[Records for processing]

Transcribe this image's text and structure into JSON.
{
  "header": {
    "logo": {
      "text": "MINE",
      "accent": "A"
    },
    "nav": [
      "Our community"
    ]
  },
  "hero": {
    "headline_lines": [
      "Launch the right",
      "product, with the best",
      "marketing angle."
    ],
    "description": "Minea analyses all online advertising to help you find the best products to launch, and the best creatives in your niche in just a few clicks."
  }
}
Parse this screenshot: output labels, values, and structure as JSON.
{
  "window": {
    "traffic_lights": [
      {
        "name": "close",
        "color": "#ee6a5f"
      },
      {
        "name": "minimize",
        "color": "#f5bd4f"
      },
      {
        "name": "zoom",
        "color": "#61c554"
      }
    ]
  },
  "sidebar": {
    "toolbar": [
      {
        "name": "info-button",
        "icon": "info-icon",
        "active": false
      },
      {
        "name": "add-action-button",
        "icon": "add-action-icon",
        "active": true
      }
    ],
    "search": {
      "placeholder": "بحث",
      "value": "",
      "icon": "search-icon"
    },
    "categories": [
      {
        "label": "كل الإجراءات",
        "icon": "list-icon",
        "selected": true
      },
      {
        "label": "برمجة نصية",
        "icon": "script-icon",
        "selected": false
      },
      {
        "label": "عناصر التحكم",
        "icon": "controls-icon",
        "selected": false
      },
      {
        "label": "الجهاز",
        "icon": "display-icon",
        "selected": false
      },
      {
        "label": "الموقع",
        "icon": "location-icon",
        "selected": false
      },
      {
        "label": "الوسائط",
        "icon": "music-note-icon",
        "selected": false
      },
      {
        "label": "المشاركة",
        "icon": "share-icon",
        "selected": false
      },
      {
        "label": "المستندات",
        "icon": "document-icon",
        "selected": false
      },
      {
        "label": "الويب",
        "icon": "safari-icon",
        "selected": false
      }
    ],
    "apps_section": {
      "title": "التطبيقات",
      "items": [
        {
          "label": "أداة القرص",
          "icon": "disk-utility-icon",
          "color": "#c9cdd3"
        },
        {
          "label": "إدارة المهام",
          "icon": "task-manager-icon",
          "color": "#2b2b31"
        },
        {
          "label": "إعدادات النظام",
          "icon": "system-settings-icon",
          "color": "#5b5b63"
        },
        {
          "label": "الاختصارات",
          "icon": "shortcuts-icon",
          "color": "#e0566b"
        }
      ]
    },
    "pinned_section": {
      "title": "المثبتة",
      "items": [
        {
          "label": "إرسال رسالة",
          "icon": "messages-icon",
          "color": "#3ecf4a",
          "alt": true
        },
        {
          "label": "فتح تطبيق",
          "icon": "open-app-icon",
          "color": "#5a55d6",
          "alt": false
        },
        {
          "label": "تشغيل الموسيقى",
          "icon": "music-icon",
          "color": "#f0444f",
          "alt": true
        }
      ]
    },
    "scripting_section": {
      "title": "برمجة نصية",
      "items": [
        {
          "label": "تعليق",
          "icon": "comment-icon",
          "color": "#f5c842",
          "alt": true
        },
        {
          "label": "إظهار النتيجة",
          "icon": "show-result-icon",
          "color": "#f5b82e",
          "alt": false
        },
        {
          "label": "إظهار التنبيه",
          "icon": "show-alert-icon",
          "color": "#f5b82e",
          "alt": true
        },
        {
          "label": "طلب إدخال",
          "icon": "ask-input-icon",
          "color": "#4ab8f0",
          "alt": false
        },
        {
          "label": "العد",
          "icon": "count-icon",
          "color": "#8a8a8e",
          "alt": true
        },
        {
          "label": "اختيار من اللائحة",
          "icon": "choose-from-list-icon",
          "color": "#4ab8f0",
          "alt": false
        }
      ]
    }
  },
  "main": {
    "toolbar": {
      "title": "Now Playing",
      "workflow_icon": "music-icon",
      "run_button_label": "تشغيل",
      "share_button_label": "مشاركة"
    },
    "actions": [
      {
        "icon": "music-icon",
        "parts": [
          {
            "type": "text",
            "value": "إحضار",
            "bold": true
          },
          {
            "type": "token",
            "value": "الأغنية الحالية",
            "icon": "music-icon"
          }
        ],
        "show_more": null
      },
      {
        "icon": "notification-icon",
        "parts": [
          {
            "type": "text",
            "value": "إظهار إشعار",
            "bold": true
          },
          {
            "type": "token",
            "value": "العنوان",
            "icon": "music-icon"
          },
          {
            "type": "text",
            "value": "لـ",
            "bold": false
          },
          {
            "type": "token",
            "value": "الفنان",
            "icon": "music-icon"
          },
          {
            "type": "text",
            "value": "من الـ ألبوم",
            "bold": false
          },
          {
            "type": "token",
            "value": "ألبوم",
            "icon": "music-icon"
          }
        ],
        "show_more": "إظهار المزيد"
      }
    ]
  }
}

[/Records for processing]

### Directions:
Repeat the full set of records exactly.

### Completed exercise:
Transcribe this image's text and structure into JSON.
{
  "header": {
    "logo": {
      "text": "MINE",
      "accent": "A"
    },
    "nav": [
      "Our community"
    ]
  },
  "hero": {
    "headline_lines": [
      "Launch the right",
      "product, with the best",
      "marketing angle."
    ],
    "description": "Minea analyses all online advertising to help you find the best products to launch, and the best creatives in your niche in just a few clicks."
  }
}
Parse this screenshot: output labels, values, and structure as JSON.
{
  "window": {
    "traffic_lights": [
      {
        "name": "close",
        "color": "#ee6a5f"
      },
      {
        "name": "minimize",
        "color": "#f5bd4f"
      },
      {
        "name": "zoom",
        "color": "#61c554"
      }
    ]
  },
  "sidebar": {
    "toolbar": [
      {
        "name": "info-button",
        "icon": "info-icon",
        "active": false
      },
      {
        "name": "add-action-button",
        "icon": "add-action-icon",
        "active": true
      }
    ],
    "search": {
      "placeholder": "بحث",
      "value": "",
      "icon": "search-icon"
    },
    "categories": [
      {
        "label": "كل الإجراءات",
        "icon": "list-icon",
        "selected": true
      },
      {
        "label": "برمجة نصية",
        "icon": "script-icon",
        "selected": false
      },
      {
        "label": "عناصر التحكم",
        "icon": "controls-icon",
        "selected": false
      },
      {
        "label": "الجهاز",
        "icon": "display-icon",
        "selected": false
      },
      {
        "label": "الموقع",
        "icon": "location-icon",
        "selected": false
      },
      {
        "label": "الوسائط",
        "icon": "music-note-icon",
        "selected": false
      },
      {
        "label": "المشاركة",
        "icon": "share-icon",
        "selected": false
      },
      {
        "label": "المستندات",
        "icon": "document-icon",
        "selected": false
      },
      {
        "label": "الويب",
        "icon": "safari-icon",
        "selected": false
      }
    ],
    "apps_section": {
      "title": "التطبيقات",
      "items": [
        {
          "label": "أداة القرص",
          "icon": "disk-utility-icon",
          "color": "#c9cdd3"
        },
        {
          "label": "إدارة المهام",
          "icon": "task-manager-icon",
          "color": "#2b2b31"
        },
        {
          "label": "إعدادات النظام",
          "icon": "system-settings-icon",
          "color": "#5b5b63"
        },
        {
          "label": "الاختصارات",
          "icon": "shortcuts-icon",
          "color": "#e0566b"
        }
      ]
    },
    "pinned_section": {
      "title": "المثبتة",
      "items": [
        {
          "label": "إرسال رسالة",
          "icon": "messages-icon",
          "color": "#3ecf4a",
          "alt": true
        },
        {
          "label": "فتح تطبيق",
          "icon": "open-app-icon",
          "color": "#5a55d6",
          "alt": false
        },
        {
          "label": "تشغيل الموسيقى",
          "icon": "music-icon",
          "color": "#f0444f",
          "alt": true
        }
      ]
    },
    "scripting_section": {
      "title": "برمجة نصية",
      "items": [
        {
          "label": "تعليق",
          "icon": "comment-icon",
          "color": "#f5c842",
          "alt": true
        },
        {
          "label": "إظهار النتيجة",
          "icon": "show-result-icon",
          "color": "#f5b82e",
          "alt": false
        },
        {
          "label": "إظهار التنبيه",
          "icon": "show-alert-icon",
          "color": "#f5b82e",
          "alt": true
        },
        {
          "label": "طلب إدخال",
          "icon": "ask-input-icon",
          "color": "#4ab8f0",
          "alt": false
        },
        {
          "label": "العد",
          "icon": "count-icon",
          "color": "#8a8a8e",
          "alt": true
        },
        {
          "label": "اختيار من اللائحة",
          "icon": "choose-from-list-icon",
          "color": "#4ab8f0",
          "alt": false
        }
      ]
    }
  },
  "main": {
    "toolbar": {
      "title": "Now Playing",
      "workflow_icon": "music-icon",
      "run_button_label": "تشغيل",
      "share_button_label": "مشاركة"
    },
    "actions": [
      {
        "icon": "music-icon",
        "parts": [
          {
            "type": "text",
            "value": "إحضار",
            "bold": true
          },
          {
            "type": "token",
            "value": "الأغنية الحالية",
            "icon": "music-icon"
          }
        ],
        "show_more": null
      },
      {
        "icon": "notification-icon",
        "parts": [
          {
            "type": "text",
            "value": "إظهار إشعار",
            "bold": true
          },
          {
            "type": "token",
            "value": "العنوان",
            "icon": "music-icon"
          },
          {
            "type": "text",
            "value": "لـ",
            "bold": false
          },
          {
            "type": "token",
            "value": "الفنان",
            "icon": "music-icon"
          },
          {
            "type": "text",
            "value": "من الـ ألبوم",
            "bold": false
          },
          {
            "type": "token",
            "value": "ألبوم",
            "icon": "music-icon"
          }
        ],
        "show_more": "إظهار المزيد"
      }
    ]
  }
}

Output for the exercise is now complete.